- [DIRECTIONS] A single number is wanted: how many lines of the records below contain the word "data".

- [INPUT FOR THIS TASK]
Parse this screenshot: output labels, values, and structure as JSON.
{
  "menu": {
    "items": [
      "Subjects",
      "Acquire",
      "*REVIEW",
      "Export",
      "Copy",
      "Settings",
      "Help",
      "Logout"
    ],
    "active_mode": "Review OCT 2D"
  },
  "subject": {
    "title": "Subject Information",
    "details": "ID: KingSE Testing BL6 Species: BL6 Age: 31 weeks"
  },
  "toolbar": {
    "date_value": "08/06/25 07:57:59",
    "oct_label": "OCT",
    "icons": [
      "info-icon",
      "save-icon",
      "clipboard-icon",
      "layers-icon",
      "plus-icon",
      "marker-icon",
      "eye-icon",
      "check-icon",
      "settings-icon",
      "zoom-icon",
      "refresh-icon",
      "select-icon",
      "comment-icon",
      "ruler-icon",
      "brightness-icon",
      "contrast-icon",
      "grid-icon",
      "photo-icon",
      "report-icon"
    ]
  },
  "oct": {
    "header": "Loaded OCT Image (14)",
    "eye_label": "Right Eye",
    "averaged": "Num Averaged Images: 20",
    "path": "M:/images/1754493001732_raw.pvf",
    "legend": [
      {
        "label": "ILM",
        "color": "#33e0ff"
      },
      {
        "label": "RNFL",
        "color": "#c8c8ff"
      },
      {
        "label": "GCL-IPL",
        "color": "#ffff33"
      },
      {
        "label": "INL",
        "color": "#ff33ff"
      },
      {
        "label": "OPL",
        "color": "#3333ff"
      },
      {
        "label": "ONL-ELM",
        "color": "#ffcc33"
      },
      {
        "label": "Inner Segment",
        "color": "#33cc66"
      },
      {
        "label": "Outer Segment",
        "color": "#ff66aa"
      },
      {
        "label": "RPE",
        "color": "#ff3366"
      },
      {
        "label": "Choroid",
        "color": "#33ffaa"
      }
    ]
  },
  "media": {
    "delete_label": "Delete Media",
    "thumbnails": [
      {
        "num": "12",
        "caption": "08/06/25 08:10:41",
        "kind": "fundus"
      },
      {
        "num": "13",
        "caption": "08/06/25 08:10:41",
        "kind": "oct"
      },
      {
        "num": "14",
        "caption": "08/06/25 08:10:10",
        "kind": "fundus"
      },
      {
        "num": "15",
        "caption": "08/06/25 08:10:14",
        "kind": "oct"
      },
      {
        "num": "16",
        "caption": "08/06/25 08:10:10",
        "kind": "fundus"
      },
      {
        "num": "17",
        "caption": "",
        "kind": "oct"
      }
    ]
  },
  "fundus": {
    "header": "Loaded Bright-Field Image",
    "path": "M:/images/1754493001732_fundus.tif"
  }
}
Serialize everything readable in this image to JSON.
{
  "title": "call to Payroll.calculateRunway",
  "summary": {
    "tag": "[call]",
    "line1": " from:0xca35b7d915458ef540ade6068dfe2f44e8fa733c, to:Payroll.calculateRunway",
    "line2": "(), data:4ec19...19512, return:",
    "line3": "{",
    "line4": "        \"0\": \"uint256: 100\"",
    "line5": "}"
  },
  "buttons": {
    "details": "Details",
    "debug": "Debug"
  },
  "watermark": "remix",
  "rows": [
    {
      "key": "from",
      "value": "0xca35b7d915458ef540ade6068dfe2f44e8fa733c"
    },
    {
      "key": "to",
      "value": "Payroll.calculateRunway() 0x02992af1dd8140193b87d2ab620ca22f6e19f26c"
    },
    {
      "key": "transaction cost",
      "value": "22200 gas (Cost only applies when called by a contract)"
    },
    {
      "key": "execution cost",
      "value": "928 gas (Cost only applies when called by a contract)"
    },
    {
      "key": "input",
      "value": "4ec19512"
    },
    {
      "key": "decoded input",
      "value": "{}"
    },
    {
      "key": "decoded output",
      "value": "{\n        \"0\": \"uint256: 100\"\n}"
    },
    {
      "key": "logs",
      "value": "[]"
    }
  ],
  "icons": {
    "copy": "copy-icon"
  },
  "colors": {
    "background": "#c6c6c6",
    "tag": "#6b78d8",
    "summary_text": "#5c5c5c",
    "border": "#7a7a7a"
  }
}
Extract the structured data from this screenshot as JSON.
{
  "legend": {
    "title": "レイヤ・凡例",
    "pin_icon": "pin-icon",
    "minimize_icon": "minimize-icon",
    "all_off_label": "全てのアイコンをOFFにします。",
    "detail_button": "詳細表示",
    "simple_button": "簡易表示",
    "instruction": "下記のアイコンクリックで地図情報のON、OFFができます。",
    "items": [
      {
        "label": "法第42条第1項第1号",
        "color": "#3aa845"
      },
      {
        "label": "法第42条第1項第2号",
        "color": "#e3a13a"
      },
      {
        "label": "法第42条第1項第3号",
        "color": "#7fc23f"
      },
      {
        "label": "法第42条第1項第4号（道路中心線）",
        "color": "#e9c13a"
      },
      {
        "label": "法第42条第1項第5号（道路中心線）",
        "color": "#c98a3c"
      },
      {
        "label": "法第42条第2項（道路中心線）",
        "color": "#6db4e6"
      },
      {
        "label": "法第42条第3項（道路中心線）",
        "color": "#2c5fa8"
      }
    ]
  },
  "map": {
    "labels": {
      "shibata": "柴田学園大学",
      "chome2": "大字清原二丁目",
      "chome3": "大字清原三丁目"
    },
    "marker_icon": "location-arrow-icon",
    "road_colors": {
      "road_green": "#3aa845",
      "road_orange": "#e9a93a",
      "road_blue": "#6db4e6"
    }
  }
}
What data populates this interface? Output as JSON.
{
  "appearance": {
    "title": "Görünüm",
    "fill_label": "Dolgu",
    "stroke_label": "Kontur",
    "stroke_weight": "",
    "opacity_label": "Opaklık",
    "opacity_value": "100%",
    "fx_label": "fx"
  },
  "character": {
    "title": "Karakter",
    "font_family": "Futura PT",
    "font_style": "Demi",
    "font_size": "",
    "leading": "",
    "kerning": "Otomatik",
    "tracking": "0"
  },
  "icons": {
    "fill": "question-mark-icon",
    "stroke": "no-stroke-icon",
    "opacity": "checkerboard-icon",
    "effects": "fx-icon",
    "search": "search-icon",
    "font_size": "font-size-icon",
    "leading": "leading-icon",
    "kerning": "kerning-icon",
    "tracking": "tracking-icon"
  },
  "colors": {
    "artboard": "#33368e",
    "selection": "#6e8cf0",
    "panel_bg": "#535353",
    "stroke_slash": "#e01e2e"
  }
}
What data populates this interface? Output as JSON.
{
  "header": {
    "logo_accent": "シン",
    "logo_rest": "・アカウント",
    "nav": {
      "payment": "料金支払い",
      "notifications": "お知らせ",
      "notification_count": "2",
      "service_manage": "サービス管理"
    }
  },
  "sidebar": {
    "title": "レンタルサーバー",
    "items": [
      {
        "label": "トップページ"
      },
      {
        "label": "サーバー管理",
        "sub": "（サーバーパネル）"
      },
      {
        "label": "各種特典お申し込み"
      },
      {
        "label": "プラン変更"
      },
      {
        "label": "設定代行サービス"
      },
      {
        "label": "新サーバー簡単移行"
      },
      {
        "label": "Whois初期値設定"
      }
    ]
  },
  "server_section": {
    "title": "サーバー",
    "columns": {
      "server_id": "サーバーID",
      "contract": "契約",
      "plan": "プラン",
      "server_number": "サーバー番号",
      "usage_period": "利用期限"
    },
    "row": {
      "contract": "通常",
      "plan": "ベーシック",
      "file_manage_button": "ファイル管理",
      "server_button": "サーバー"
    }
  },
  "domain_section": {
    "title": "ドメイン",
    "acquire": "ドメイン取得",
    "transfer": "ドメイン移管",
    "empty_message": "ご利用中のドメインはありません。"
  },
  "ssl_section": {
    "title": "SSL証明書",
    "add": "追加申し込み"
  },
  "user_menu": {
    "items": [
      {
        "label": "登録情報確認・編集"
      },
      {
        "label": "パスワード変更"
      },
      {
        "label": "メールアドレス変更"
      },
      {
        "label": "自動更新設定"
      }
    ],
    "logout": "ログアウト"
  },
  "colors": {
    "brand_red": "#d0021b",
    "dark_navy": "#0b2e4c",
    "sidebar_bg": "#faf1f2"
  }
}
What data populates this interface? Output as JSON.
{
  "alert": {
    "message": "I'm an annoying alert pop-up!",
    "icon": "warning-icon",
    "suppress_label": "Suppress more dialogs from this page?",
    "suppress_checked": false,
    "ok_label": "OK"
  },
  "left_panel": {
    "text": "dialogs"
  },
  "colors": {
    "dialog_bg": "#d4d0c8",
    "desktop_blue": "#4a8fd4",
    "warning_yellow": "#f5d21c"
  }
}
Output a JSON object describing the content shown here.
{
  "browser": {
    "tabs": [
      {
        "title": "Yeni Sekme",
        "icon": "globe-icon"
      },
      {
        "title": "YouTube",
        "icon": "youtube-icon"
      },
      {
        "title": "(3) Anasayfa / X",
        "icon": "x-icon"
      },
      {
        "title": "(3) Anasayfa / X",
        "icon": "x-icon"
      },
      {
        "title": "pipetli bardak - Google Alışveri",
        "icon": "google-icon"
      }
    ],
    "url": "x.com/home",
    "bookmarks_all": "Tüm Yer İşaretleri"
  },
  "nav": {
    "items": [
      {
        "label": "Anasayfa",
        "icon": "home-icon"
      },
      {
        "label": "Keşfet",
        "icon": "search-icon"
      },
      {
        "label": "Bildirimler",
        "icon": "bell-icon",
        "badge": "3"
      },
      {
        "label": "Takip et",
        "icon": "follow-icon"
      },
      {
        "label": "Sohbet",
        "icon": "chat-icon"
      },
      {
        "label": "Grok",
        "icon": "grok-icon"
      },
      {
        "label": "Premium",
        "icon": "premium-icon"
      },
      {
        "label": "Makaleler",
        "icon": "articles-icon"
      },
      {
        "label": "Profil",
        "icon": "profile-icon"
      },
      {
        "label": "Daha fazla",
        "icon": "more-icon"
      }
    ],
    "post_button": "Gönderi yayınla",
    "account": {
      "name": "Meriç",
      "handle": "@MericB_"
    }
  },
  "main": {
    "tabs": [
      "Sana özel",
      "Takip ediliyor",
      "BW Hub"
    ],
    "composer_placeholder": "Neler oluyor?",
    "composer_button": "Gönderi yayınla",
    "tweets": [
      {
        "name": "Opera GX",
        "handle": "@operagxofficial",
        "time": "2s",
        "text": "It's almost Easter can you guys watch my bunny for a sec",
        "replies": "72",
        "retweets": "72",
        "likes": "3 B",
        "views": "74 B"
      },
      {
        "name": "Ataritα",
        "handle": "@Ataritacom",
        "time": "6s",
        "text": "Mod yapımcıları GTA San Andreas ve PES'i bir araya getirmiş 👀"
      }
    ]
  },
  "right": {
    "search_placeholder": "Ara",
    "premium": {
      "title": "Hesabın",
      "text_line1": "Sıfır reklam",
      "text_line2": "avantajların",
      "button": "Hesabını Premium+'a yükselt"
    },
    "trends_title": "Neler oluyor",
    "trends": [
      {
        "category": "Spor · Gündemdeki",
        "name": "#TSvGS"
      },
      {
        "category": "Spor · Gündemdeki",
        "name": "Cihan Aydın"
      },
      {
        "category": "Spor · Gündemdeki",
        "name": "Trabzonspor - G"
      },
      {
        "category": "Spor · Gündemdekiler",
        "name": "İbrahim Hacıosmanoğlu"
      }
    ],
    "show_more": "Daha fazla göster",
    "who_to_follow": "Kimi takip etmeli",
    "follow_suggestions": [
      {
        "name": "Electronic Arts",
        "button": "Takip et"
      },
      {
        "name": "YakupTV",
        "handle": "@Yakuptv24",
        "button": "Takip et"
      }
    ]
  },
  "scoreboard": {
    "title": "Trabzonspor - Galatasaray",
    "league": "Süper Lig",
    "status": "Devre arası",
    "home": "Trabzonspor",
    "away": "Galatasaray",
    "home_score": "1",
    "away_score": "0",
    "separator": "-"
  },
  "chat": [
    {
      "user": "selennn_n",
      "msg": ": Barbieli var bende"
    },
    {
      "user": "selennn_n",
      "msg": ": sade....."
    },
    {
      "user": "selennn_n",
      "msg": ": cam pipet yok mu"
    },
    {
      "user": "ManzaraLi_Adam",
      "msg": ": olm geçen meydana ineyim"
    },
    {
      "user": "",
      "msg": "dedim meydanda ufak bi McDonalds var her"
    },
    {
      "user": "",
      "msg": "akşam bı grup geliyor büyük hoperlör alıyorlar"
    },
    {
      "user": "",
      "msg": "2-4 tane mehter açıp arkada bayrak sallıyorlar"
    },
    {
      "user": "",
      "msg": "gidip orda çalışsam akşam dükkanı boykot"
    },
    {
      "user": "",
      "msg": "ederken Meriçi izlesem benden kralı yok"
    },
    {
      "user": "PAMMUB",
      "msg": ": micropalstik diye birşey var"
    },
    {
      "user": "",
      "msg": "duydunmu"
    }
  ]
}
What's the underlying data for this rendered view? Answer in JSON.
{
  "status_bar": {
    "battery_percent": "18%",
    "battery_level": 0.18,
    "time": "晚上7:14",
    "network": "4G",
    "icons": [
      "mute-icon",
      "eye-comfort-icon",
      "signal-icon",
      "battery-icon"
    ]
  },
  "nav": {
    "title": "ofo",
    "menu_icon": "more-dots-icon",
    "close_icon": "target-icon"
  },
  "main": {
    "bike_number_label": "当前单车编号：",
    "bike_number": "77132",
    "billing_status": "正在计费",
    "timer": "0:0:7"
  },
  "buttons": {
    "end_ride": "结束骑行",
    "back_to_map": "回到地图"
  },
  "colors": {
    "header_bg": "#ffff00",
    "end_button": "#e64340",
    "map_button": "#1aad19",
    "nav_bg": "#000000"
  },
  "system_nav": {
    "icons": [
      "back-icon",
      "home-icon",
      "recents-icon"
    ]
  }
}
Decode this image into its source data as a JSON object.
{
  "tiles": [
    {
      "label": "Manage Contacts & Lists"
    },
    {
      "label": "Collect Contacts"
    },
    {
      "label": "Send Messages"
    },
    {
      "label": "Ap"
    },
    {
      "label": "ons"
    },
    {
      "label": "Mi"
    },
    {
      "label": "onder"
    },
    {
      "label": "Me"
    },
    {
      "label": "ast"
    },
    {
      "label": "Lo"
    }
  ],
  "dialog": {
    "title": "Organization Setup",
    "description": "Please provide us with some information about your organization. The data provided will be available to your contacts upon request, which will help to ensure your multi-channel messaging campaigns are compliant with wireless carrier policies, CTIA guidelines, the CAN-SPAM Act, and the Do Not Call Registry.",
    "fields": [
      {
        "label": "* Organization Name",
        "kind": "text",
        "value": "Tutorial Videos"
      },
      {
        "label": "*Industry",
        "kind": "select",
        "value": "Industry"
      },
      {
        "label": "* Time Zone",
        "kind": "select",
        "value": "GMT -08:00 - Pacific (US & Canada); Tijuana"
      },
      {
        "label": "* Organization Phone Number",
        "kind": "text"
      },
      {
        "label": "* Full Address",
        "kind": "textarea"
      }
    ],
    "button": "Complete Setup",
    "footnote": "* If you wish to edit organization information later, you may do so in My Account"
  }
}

- [EXERCISE OUTPUT] 8